● TASK OBJECTIVE
Among the entries below, find the lines holding "Eylemleri" and copy them.

▼

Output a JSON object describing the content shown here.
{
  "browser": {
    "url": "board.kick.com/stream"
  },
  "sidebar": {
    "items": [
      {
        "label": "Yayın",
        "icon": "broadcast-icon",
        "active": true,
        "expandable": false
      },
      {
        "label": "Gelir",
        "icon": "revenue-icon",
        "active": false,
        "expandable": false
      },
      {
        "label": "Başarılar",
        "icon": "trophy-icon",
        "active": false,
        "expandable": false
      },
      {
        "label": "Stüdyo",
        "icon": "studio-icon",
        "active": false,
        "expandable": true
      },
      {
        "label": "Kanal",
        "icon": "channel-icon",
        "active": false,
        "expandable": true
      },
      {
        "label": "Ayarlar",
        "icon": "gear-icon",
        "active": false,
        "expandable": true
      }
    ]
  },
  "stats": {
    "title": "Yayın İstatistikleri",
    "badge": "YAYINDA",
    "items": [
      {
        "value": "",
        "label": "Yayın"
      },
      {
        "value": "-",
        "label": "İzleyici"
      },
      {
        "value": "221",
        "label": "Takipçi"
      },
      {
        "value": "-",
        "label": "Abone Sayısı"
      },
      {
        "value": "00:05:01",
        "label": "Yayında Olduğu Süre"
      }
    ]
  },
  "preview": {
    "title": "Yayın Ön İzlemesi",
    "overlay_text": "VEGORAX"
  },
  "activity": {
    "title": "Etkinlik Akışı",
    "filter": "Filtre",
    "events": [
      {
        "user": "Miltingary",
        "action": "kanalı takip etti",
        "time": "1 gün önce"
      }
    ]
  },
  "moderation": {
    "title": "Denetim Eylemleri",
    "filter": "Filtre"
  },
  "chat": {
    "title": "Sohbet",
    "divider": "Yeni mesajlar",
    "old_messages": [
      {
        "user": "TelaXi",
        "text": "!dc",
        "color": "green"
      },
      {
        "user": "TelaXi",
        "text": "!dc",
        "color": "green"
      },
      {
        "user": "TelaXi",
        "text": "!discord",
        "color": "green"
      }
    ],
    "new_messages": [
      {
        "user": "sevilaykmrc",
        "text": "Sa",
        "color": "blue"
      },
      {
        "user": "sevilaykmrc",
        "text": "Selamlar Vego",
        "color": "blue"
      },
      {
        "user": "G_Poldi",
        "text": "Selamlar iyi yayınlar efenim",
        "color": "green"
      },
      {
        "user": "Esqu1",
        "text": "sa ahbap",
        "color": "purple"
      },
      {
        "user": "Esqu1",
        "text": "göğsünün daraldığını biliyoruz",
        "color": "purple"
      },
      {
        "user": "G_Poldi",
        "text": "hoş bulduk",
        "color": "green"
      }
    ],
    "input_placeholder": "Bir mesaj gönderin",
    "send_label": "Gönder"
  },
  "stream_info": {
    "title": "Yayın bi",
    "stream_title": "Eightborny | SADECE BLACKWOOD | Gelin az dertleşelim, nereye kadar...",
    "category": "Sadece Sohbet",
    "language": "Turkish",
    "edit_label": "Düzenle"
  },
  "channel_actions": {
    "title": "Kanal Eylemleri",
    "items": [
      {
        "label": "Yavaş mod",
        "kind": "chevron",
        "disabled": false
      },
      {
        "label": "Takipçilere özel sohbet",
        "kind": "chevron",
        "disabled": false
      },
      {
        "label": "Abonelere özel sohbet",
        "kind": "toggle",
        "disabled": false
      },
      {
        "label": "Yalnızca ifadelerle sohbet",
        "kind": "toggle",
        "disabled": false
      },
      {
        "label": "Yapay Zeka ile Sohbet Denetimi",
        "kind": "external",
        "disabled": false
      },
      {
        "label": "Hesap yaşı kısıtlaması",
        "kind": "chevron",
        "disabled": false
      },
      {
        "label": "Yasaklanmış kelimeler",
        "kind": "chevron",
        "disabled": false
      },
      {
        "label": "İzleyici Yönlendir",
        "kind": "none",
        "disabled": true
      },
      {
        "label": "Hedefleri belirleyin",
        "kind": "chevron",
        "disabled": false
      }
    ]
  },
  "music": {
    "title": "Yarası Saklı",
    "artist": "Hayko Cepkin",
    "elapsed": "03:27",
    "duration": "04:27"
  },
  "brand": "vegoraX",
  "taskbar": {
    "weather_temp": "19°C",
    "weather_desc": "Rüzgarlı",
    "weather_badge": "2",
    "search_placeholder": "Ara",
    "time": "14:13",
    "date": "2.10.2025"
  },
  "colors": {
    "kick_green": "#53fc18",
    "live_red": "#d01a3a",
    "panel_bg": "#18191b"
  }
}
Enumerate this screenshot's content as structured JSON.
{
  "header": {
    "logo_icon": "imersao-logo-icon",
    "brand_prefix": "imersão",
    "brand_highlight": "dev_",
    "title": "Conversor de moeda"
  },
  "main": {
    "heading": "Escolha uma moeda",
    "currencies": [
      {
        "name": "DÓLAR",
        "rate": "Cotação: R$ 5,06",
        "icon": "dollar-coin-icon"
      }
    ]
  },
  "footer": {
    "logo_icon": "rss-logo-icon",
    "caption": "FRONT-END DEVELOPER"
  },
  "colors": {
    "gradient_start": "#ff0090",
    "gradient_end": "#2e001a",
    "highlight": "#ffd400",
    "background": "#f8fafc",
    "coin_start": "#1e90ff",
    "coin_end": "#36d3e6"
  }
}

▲

● RESPONSE FOR THIS EXERCISE
    "title": "Denetim Eylemleri",
    "title": "Kanal Eylemleri",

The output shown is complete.